Write the records out once more. Leave each line exactly as given.
━━ Data records ━━
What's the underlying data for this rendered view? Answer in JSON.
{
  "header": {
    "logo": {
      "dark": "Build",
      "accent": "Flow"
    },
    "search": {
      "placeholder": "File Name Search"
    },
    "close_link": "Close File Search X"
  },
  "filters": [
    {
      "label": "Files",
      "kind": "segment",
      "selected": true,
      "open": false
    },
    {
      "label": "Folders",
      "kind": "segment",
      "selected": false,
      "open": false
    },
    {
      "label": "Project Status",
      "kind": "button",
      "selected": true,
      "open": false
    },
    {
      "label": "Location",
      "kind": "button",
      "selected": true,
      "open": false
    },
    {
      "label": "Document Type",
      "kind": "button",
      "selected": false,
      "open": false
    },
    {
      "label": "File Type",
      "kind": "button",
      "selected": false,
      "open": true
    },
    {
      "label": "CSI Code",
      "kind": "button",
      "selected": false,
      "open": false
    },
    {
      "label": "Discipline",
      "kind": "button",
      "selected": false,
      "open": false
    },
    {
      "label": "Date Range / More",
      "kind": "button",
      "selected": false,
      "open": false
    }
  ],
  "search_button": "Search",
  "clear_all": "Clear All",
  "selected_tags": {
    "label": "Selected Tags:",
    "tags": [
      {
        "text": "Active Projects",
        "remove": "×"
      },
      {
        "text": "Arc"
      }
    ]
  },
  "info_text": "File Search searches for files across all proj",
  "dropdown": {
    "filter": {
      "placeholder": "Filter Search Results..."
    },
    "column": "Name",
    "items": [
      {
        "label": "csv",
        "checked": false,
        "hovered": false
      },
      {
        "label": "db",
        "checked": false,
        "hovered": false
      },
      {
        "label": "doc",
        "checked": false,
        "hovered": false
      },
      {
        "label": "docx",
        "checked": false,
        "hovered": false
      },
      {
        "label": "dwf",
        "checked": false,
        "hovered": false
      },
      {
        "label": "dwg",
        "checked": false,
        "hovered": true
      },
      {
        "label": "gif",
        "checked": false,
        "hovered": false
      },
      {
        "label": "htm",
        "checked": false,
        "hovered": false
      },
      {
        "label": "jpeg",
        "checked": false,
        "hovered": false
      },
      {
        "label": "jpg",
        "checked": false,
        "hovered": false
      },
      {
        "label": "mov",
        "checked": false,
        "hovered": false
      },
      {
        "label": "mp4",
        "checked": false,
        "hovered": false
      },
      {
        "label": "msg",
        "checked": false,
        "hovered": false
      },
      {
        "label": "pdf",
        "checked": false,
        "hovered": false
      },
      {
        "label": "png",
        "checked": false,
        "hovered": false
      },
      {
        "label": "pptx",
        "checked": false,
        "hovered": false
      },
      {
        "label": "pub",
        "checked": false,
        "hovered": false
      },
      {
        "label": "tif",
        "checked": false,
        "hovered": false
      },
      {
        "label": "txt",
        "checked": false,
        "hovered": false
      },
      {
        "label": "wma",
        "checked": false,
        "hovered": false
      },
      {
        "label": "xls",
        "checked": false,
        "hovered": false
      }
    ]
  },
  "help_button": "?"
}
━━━
- [Answer to this exercise]
What's the underlying data for this rendered view? Answer in JSON.
{
  "header": {
    "logo": {
      "dark": "Build",
      "accent": "Flow"
    },
    "search": {
      "placeholder": "File Name Search"
    },
    "close_link": "Close File Search X"
  },
  "filters": [
    {
      "label": "Files",
      "kind": "segment",
      "selected": true,
      "open": false
    },
    {
      "label": "Folders",
      "kind": "segment",
      "selected": false,
      "open": false
    },
    {
      "label": "Project Status",
      "kind": "button",
      "selected": true,
      "open": false
    },
    {
      "label": "Location",
      "kind": "button",
      "selected": true,
      "open": false
    },
    {
      "label": "Document Type",
      "kind": "button",
      "selected": false,
      "open": false
    },
    {
      "label": "File Type",
      "kind": "button",
      "selected": false,
      "open": true
    },
    {
      "label": "CSI Code",
      "kind": "button",
      "selected": false,
      "open": false
    },
    {
      "label": "Discipline",
      "kind": "button",
      "selected": false,
      "open": false
    },
    {
      "label": "Date Range / More",
      "kind": "button",
      "selected": false,
      "open": false
    }
  ],
  "search_button": "Search",
  "clear_all": "Clear All",
  "selected_tags": {
    "label": "Selected Tags:",
    "tags": [
      {
        "text": "Active Projects",
        "remove": "×"
      },
      {
        "text": "Arc"
      }
    ]
  },
  "info_text": "File Search searches for files across all proj",
  "dropdown": {
    "filter": {
      "placeholder": "Filter Search Results..."
    },
    "column": "Name",
    "items": [
      {
        "label": "csv",
        "checked": false,
        "hovered": false
      },
      {
        "label": "db",
        "checked": false,
        "hovered": false
      },
      {
        "label": "doc",
        "checked": false,
        "hovered": false
      },
      {
        "label": "docx",
        "checked": false,
        "hovered": false
      },
      {
        "label": "dwf",
        "checked": false,
        "hovered": false
      },
      {
        "label": "dwg",
        "checked": false,
        "hovered": true
      },
      {
        "label": "gif",
        "checked": false,
        "hovered": false
      },
      {
        "label": "htm",
        "checked": false,
        "hovered": false
      },
      {
        "label": "jpeg",
        "checked": false,
        "hovered": false
      },
      {
        "label": "jpg",
        "checked": false,
        "hovered": false
      },
      {
        "label": "mov",
        "checked": false,
        "hovered": false
      },
      {
        "label": "mp4",
        "checked": false,
        "hovered": false
      },
      {
        "label": "msg",
        "checked": false,
        "hovered": false
      },
      {
        "label": "pdf",
        "checked": false,
        "hovered": false
      },
      {
        "label": "png",
        "checked": false,
        "hovered": false
      },
      {
        "label": "pptx",
        "checked": false,
        "hovered": false
      },
      {
        "label": "pub",
        "checked": false,
        "hovered": false
      },
      {
        "label": "tif",
        "checked": false,
        "hovered": false
      },
      {
        "label": "txt",
        "checked": false,
        "hovered": false
      },
      {
        "label": "wma",
        "checked": false,
        "hovered": false
      },
      {
        "label": "xls",
        "checked": false,
        "hovered": false
      }
    ]
  },
  "help_button": "?"
}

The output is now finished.